After Further Review: Is it better to trail than lead?

Getty Images

Each week, takes a look back at the week in golf. In this edition of After Further Review, our writers weigh in on Martin Kaymer's collapse in Abu Dhabi and a PGA Tour suspension for performance enhancing drugs.

I was chatting with a PGA Tour winner not that long ago when the subject of Sunday leads came up.

"I'd rather trail by 1," he told me, "than lead by 2 going into the final round."

That very notion flies in the face of everything our competitive desire tells us. We should always want to be winning, because winning is better than losing, right? A lead offers more of a chance to win than a deficit, doesn't it?

Martin Kaymer wasn't up by 2 strokes. He led by 10 – with only 14 holes left to play. And he didn't win. Cue the ol' "marathon not a sprint" adage.

It was an unpredictable, unlikely and uncharacteristic collapse for a player who won last year's U.S. Open in runaway fashion. But there's probably a cautionary tale amongst the heartache.

Not that Kaymer would have wished for a smaller lead or even a deficit, but his defeat proves once again that leading on Sunday often isn't the best route to victory. – Jason Sobel

For eight years the PGA Tour has told anyone that would listen that the circuit has no performance-enhancing drug problem and extensive testing since 2008 would seem to back up that claim. But this week the Tour announced Bhavik Patel had been suspended for violating the policy because, “In an effort to overcome an injury, I made a lapse of judgment,” the Tour player said in a statement.

While Patel is not the first player caught violating the policy, he does seem to be the first to do so while seeking a competitive advantage. But even that remains uncertain because the Tour’s policy is to not announce what substances prompt suspensions. So, once again we’re just supposed to take the Tour’s word for it. – Rex Hoggard

It’s a good thing Martin Kaymer isn’t a Green Bay Packers fan. At least, we don’t think he is. The dizzying losses wouldn’t be fair to endure on the same day. Still, they’re kindred spirits. Sunday’s collapses bound them in the stunning fashion in which they occurred. Kaymer, a proven champion, couldn’t close the deal in Abu Dhabi, blowing a 10-shot lead in the final round.

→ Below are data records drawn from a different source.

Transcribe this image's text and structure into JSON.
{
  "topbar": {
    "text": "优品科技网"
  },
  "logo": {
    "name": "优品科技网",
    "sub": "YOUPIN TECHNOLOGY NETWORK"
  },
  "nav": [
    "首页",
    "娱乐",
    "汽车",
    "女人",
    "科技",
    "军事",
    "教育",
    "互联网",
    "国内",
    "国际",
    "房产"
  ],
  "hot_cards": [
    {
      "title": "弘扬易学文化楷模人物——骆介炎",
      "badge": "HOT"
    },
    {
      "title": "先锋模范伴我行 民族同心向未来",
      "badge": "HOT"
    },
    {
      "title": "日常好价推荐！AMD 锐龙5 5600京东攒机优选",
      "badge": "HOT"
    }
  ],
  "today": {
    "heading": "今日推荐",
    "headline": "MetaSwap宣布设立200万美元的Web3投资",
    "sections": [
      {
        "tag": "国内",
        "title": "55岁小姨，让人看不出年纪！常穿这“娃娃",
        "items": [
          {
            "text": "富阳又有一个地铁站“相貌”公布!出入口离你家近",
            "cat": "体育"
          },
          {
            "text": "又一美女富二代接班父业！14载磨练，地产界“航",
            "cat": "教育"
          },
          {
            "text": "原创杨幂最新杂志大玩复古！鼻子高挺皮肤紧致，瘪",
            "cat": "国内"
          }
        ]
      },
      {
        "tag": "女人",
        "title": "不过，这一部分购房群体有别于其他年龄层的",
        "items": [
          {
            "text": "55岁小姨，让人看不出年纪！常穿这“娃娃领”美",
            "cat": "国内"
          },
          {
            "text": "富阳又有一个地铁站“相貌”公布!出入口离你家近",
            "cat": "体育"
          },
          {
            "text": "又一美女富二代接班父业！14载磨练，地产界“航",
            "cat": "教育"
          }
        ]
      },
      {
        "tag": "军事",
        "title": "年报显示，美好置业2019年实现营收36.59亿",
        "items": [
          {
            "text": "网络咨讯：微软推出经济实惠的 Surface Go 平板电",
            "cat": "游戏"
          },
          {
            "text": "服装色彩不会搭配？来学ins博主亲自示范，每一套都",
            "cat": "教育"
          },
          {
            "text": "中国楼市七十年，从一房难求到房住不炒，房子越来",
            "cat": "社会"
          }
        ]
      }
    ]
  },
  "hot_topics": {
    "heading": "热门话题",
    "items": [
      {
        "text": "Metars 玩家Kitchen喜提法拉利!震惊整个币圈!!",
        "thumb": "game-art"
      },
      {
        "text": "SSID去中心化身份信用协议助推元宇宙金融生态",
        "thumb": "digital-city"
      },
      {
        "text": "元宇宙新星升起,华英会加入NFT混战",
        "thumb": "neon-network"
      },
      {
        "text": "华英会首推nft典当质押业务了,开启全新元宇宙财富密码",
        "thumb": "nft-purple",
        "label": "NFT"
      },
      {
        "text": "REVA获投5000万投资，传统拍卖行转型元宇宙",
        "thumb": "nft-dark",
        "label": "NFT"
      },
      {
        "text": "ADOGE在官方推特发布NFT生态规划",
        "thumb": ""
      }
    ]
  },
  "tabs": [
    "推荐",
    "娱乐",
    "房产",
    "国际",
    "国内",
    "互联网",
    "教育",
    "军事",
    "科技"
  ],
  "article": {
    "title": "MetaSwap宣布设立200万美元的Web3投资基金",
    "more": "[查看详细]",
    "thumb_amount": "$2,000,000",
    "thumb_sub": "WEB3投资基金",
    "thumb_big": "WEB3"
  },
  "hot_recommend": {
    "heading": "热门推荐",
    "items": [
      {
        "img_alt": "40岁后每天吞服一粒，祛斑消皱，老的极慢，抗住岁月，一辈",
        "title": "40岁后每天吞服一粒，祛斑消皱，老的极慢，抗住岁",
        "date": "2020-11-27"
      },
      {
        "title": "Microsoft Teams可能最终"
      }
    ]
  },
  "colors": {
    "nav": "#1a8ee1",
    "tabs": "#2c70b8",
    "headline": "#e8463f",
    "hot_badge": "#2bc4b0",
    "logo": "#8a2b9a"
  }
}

The Packers, rolling in Seattle, couldn’t close out a 19-7 lead in the NFC Championship with less than three minutes left. Kaymer’s loss was unexpected because he has been such a dependable closer in his career. Going into Sunday, he had closed four consecutive 54-hole leads winning trophies around the world, according to He had closed seven of his last nine 54-hole leads. The beauty for Kaymer is this wasn’t a major. He’ll have another 20 or more starts this year to get the losing taste out of his mouth.

Jimmy Walker showed us at the Sony Open Sunday just how quickly a remedy can be found as he rebounded from his loss at Kapalua in less than seven days. The Packers? They’ve got another seven months or so to stew on their loss before the new season begins. – Randall Mell